The door trim was more intimidating. I’ve never put up or attempted to cut a door trim, and after watching some youtube videos on how to do it I was even more intimidated. I don’t have a saw capable of cutting at an angle, a nail gun, wood glue, or anything else that the video used. However, seeing that destruction on a multi-daily basis really annoyed me. I guess I didn’t like the reminder of my failure as a Doggy Momma or the reminder of my new-car-fender-bender. I was determined to fix the trim before the family descended on the house for Thanksgiving 2016.
After watching a bunch of Youtube videos, I took some pictures of the trim needed and headed to my local Home Depot. Fortunately, while the house was built to a moderate standard, the materials used were typical cheap contractor stuff, and everything I’ve needed to match is readily available. I bought a length of trim a foot longer than needed to compensate for my inevitable errors in measurement, along with enough wood glue to counteract my lack of a nail gun.
I carefully pried the existing damaged trim away from the wall and used it as a template to cut the new trim. I had a handsaw with a holder to attempt to cut the darned thing properly at the angle needed. I then filled in any nail holes in the drywall with putty and fitted the trim to the space before applying quite a lot of wood glue to the back of the trim.

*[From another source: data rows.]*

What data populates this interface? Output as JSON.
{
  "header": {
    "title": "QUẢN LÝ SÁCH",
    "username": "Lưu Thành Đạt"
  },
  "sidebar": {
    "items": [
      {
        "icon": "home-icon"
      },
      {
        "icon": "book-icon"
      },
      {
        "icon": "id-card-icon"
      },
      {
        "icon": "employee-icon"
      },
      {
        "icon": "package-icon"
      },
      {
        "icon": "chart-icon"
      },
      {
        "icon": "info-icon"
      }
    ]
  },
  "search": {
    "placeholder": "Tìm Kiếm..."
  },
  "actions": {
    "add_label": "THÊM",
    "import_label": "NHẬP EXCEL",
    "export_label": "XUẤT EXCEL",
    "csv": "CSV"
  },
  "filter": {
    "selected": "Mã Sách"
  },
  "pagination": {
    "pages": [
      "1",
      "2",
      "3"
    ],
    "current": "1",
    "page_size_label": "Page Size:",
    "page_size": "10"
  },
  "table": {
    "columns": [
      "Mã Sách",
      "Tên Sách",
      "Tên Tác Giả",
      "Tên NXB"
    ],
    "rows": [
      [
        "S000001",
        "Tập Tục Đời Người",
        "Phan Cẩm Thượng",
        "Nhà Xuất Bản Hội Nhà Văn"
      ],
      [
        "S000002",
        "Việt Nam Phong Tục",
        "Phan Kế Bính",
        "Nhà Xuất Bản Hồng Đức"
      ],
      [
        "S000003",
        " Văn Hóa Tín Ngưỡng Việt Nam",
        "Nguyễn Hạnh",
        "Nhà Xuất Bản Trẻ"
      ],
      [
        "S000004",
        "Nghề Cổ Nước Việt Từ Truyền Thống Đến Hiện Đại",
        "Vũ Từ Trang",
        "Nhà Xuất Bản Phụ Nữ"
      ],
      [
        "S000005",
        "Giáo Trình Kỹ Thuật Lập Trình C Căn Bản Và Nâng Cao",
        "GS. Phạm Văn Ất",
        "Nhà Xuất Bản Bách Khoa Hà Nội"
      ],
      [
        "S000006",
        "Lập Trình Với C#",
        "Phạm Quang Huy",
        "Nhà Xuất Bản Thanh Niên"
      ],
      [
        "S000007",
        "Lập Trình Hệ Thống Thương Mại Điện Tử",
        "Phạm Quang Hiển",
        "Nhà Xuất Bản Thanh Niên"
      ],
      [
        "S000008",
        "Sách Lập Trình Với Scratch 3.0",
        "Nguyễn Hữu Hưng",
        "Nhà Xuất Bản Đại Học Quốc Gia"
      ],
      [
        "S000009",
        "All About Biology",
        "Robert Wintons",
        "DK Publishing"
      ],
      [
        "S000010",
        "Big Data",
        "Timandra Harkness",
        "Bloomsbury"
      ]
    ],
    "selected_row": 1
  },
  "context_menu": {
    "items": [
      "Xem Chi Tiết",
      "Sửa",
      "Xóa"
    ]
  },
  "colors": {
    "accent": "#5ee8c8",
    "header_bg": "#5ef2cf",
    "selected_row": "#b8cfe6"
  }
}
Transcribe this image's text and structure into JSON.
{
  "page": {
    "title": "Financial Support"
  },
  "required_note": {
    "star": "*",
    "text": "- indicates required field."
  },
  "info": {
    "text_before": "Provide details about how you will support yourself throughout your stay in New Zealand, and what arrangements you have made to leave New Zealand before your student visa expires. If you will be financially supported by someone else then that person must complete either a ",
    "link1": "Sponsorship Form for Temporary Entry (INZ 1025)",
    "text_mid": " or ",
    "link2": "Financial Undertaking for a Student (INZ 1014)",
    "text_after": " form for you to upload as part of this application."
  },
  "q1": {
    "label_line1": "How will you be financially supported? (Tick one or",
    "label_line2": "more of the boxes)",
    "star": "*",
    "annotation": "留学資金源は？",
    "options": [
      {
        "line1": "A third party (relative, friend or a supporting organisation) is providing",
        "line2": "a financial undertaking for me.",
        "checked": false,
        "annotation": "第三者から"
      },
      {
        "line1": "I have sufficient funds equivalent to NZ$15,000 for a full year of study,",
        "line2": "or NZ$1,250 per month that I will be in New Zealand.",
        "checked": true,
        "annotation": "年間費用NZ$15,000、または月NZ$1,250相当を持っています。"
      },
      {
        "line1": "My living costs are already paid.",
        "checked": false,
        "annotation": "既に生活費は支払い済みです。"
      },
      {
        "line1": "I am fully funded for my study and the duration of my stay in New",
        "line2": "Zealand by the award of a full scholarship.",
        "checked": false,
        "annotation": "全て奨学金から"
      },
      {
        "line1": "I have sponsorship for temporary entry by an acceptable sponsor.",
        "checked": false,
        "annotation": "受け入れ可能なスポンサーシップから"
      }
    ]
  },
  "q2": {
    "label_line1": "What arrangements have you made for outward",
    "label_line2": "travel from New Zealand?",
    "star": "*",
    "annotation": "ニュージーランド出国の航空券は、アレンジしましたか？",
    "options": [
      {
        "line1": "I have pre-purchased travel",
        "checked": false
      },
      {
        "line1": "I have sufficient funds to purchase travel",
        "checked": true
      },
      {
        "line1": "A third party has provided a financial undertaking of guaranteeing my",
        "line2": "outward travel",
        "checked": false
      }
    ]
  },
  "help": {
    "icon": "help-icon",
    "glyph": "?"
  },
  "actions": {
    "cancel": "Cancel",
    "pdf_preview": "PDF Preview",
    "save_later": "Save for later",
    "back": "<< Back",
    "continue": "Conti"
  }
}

It turned out pretty well, if I do say so myself. So well, in fact, that nobody has really said anything about it like “Oh look! You fixed the door trim!” which is more of a compliment than if it was obvious that I had fixed it. Another homeowner DIY success!
And as a follow-up note, shortly after this gnawed-trim disaster I got a foster dog, who helped keep Kyra company considerably. Since he’s been adopted and the holidays are over, she’s starting to show some anxiety again…the other day in -5 degree weather she sat down in front of the garage and refused to come in for 15 minutes. I’ve put an application in to another humane society for a foster and am still waiting to hear back. I’m sure having company will help her tremendously, despite what it does to my stress level.